Red tape slashed for doctors visiting Dubai
Dubai Healthcare City has introduced a visiting-physician licence that will enable specialists to practise for a short period of time.
The new licence is valid for a month at a time and renewable up to three times a year. To reassure patients, it will also show a visiting doctor's credentials and history of practice.
The scheme is expected to encourage the already booming healthcare tourism sector. A survey last year found 80 per cent of doctors believed medical tourists visited Dubai because of the high quality of care they received.
The time taken to register visiting specialists under the existing system is a deterrent, said Dr Ramadan Al Blooshi, managing director of the healthcare city authority. "The timeline to license a professional is two to three months, on average, but can take up to nine months.
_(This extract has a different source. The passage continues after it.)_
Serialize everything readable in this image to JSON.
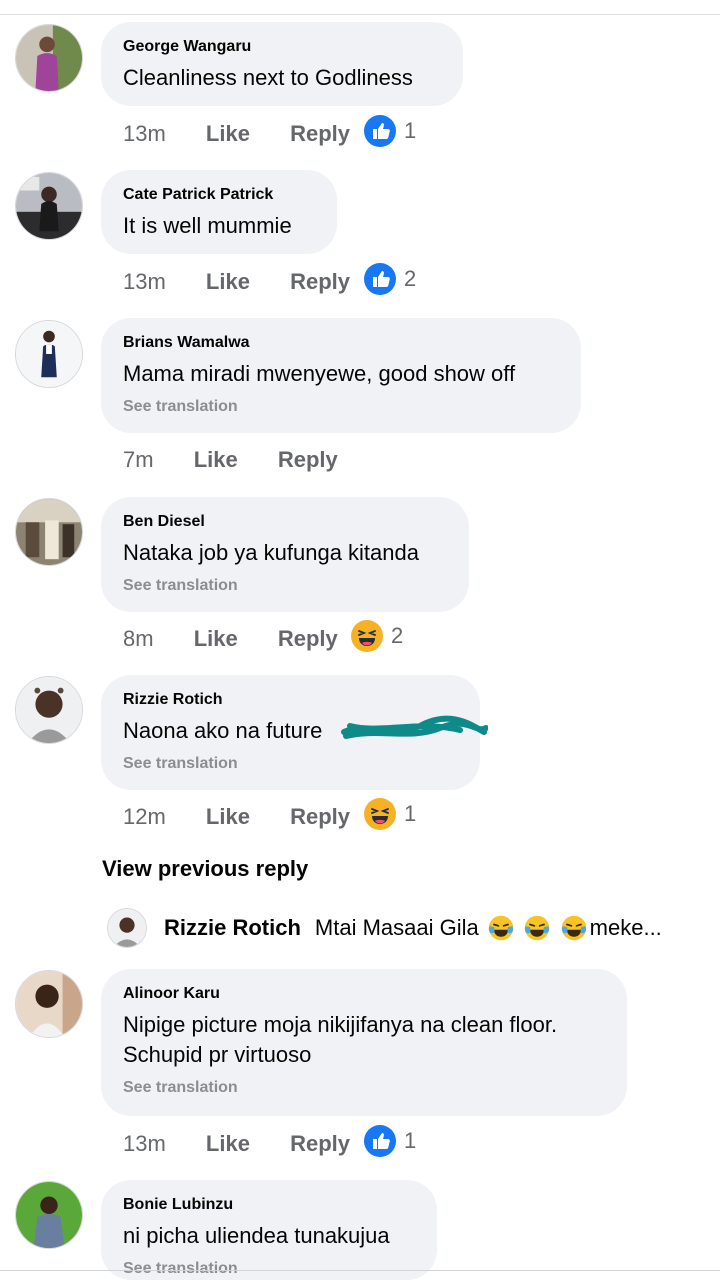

"You have to check everything, from certificates to good standing, exam qualifications and title. Because it can take a long time to approve, it puts off some top specialists from coming to Dubai to work."
In a survey commissioned by DHC, respondents from 120 medical facilities said infertility treatment was the most popular procedure. Other common referrals were for cosmetic, dental, cardiac and orthopaedic surgery, treatment or tests.
"We want to continue to be a hub of medical tourism in Dubai and have the best institutions here," Dr Al Blooshi said.
"We will not accept a doctor lower than a consultant in their own country but they must have evidence they are needed in Dubai. The infrastructure of Dubai allows it to be a hub for medical tourism."
The changes to medical licensing will be announced in more detail at the Arab Health Conference, which begins in Dubai on January 26.
To cope with rising demand, plans are under way to build 22 new hospitals in Dubai to attract 500,000 medical tourists a year by 2020.
Dubai Health Authority has said 18 private and four public hospitals will be built, with numbers of healthcare staff likely to swell to more than 3,800.
Infertility treatments are in demand by visitors in Dubai because of cultural, financial and legal restrictions, or long waiting lists elsewhere, experts have said.
The average stay of medical tourists in Dubai is seven to 10 days, but there has also been an increase in special-needs patients arriving from overseas for longer treatments.
Dr Fatma Al Sharaf, senior manager at DHC, is leading the free zone's medical tourism initiative.
"We have a lot of patients coming from other GCC countries for their special-needs kids," she said.
"This treatment often requires regular sessions. We also have recorded cases of patients who have improved their statuses as special needs."
Names and qualifications of doctors already practising in DHC and a list of the languages they speak can be found on its website. Doctors must also provide proof of their insurance to obtain a licence.
Trust in a doctor's capabilities is the bedrock of attracting more patients to DHC, Dr Al Sharaf said.
"Patients are also coming here for ophthalmology, cosmetic surgery and bone surgery," she said. "It is easy for people to come to Dubai as the culture and language is often the same; it makes it comfortable for them."
Key findings from last year's 2014 DHC survey showed that 48 per cent of medical tourists were primarily from the GCC, with 32 per cent from the wider Arab world. Patients from Europe made up 26 per cent, and 23 per cent were from Asia.
Updated: January 17, 2015 04:00 AM